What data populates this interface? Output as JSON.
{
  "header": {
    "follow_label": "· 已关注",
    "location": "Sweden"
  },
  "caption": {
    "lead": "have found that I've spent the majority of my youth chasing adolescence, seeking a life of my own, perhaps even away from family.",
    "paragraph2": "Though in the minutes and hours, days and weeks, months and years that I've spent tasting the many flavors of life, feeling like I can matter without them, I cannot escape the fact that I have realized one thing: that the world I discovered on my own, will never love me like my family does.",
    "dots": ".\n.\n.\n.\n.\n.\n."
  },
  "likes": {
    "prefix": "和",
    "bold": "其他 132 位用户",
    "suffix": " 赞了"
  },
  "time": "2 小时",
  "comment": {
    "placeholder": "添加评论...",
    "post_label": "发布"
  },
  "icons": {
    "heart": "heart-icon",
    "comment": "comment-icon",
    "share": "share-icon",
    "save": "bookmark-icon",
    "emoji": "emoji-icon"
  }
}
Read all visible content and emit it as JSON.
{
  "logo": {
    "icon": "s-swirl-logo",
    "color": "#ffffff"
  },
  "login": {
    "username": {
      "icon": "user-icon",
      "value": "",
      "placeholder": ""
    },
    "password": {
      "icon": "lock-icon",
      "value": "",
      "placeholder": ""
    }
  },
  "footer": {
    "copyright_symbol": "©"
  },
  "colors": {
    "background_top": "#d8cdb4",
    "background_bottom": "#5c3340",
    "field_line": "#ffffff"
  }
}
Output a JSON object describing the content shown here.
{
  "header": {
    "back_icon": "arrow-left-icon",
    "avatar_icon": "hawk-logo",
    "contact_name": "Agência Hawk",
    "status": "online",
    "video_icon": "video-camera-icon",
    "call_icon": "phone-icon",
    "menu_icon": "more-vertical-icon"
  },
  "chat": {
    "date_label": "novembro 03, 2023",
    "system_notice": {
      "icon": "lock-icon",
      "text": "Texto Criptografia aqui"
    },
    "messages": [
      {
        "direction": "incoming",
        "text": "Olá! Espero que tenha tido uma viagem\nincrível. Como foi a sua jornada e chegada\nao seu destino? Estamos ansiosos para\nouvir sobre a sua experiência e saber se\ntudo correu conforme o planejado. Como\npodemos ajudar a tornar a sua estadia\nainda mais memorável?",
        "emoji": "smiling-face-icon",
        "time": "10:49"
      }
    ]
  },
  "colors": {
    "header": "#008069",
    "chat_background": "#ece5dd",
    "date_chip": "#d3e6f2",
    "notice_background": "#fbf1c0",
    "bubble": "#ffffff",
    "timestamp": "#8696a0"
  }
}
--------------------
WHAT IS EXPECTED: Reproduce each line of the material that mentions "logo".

RESULT FOR THIS EXERCISE:
  "logo": {
    "icon": "s-swirl-logo",
    "avatar_icon": "hawk-logo",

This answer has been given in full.